On the way in, I stop to bump fists with Dino, the parking lot attendant. Dino sees everyone who goes in and out of the track. He doesn't see many people these days.
“Aw, it’s terrible,” he said, in the put-upon tone that all horseplayers learn after throwing away a few thousand tickets. “There used to be a guy here, the Greek, he did 25 percent of the handle. He had two or three runners. Mike the Thief—he used to make a living just by skimming money off the Greek.”
When I go inside, I see a few of my racetrack buddies. Snow, the “stooper” who picks up tickets off the floor, looking for a tossed-away winner. Plumber Bob, whose jeans sag like those on the man who comes to fix the sink. Blonde Jimmy, who’s so focused he never makes eye contact with anyone but a horse.
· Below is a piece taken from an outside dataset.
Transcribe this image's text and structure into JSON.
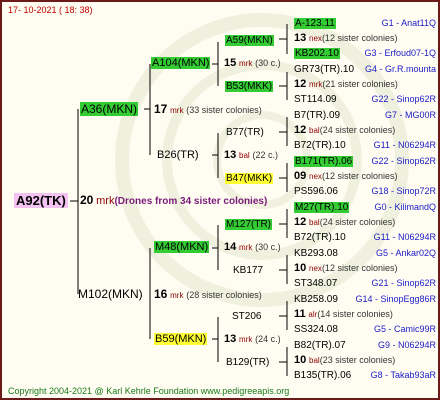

We’re the regulars, but we make $5 bets with soiled bills from Velcro wallets.
Of the $1.5 million wagered on Hawthorne's races the Saturday I visited, only 4 percent or 5 percent comes from the track. Most is from off-track betting parlors and computer wagering accounts. Hawthorne is so depopulated that a few years ago, management closed off half the grandstand. It was too expensive to heat.
In racetrack photographs from the Roaring ’20s, the crowds are so thick that the apron looks like it was cobbled with straw boaters. As late as the 1980s, Sportsman’s Park drew 10,000 fans to its evening harness races. But the OTBs and the riverboat casinos lured away casual gamblers, and now only the broken-down horseplayers are left.
On Wednesday, the Illinois Senate passed a bill, long coveted by the horse racing industry, to allow slot machines at Hawthorne and other race tracks. The bill now must pass the Senate, and earn the signature of Gov. Pat Quinn, who has expressed skepticism.
“I’m not for a top-heavy expansion of gambling,” he said Wednesday.
It’s too late to stop that. Gambling has been expanded dramatically since the days when a race track was the only legal place to get a bet down in Illinois. Lotteries and casinos have cut into horse racing’s monopoly, yet the racetracks are still expected to maintain expensive grandstands and feed their horses. It’s only fair that the original gambling palaces should be allowed to keep up with the public’s taste in gambling.
Compare Hawthorne to Prairie Meadows, a Des Moines, Iowa, “racino” which added slot machines after going bankrupt as a mere racetrack. The parking lot is crowded. The soft drinks are free. You have to walk through acres of blipping slot machines to find the racetrack, and the few gamblers still watching the races. But at least the horses and the horseplayers are still there.